In the 2010 Speech from the Throne, the government pledged to “introduce new legislation to reform Canada’s outdated system of fisheries management.” The Fisheries Act is in dire need of modernization, and represents one of the key areas where federal jurisdiction intersects with the electricity sector on an almost daily basis. CEA members have developed an extensive set of recommendations that would modernize the Act and enable more effective operation and expansion of clean hydro electricity generation. Legislation has yet to be tabled, and with the clock ticking late in the current minority Parliament, the likelihood of a Bill passing before the next election is slim.
In the early spring there had been speculation in Ottawa that legislation would be introduced to amend several federal statutes with the goal of improving regulatory processes; specifically duplicative environmental assessments that delay the development of new energy projects, and that for years have failed to provide any additional positive environmental outcomes.
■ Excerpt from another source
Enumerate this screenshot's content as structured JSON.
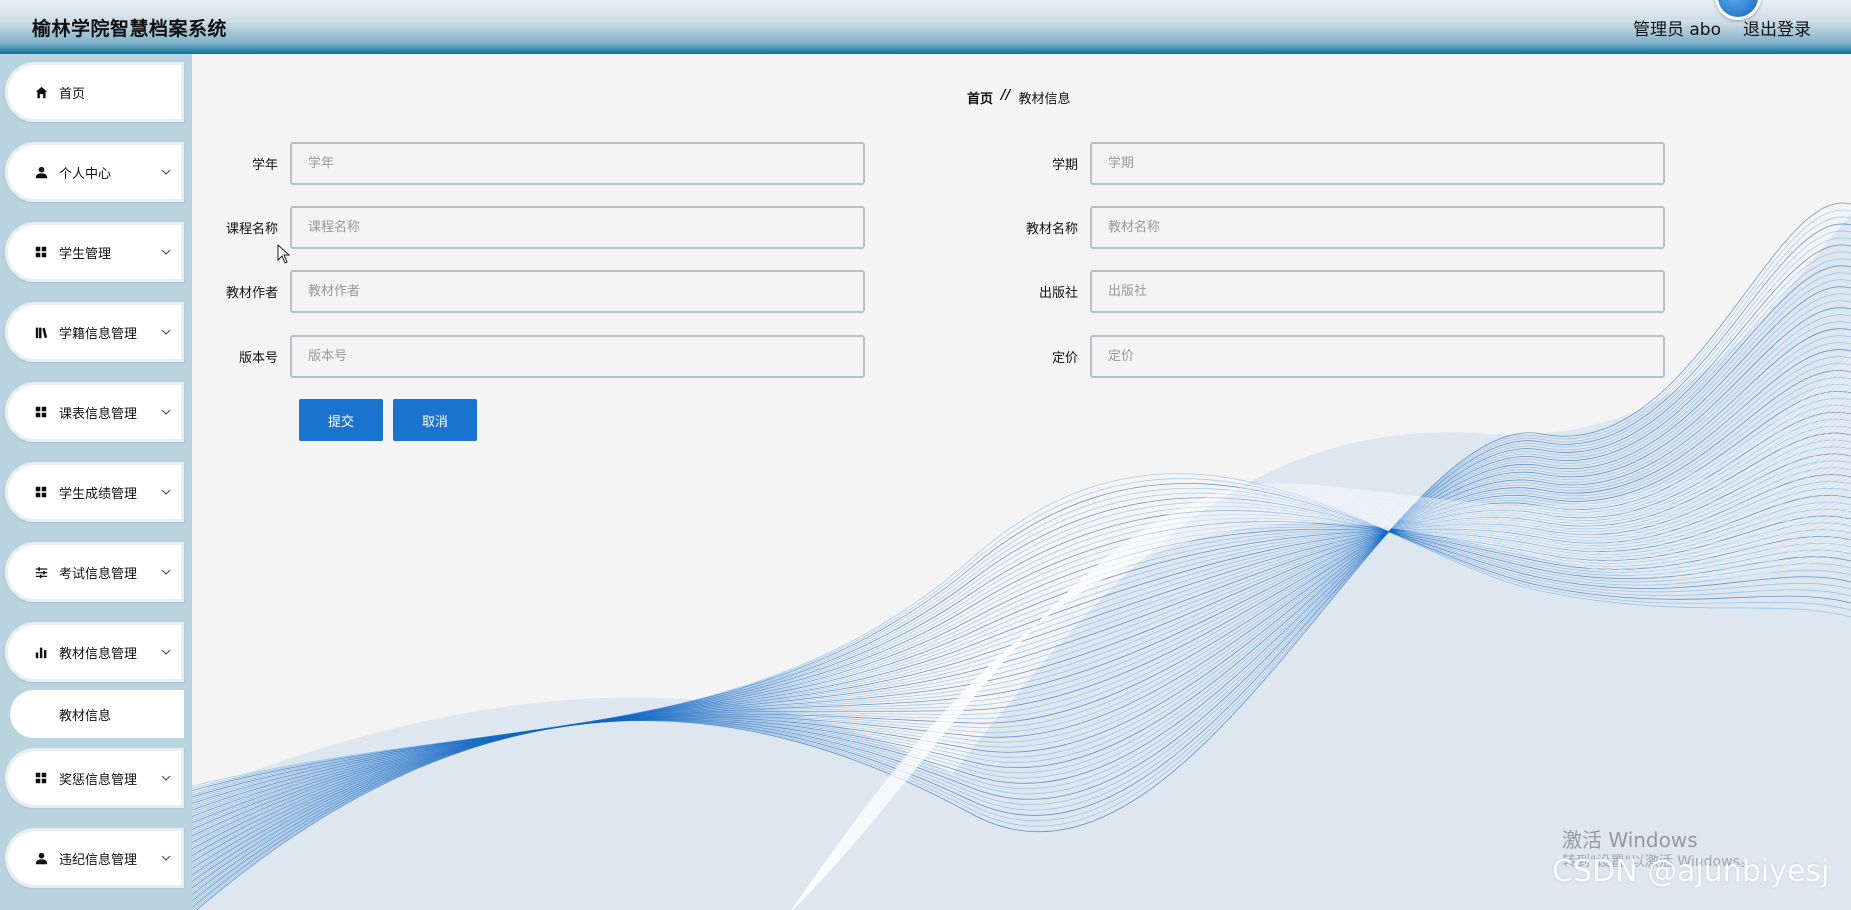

Finally, it appeared that a cohesive legislative initiative that would address electricity sector concerns was imminent.
In late April, the oil spill in the Gulf had a shrapnel-like effect on any proposals that could even remotely be construed to weaken environmental protection. In the minority government era, as expected, these initiatives were seemingly shelved. Back to square one.
Where do we go from here? While various announcements from Environment Ministers and statements found in recent Throne Speeches are encouraging, and attempt to address key electricity sector concerns, all have been made in patchwork fashion, removed from any cohesive national plan or strategy to address larger energy issues. And in almost all cases, abandoned in the early stages. While the unfocused, short-term political mindset inherent to minority Parliaments, and outside events such as the Gulf spill, are partly to blame, the development of a cohesive energy vision for Canada with clear national objectives for a sustainable energy future would go a long way in cutting through the political noise of the current minority era.
President and CEO
Canadian Electricity Association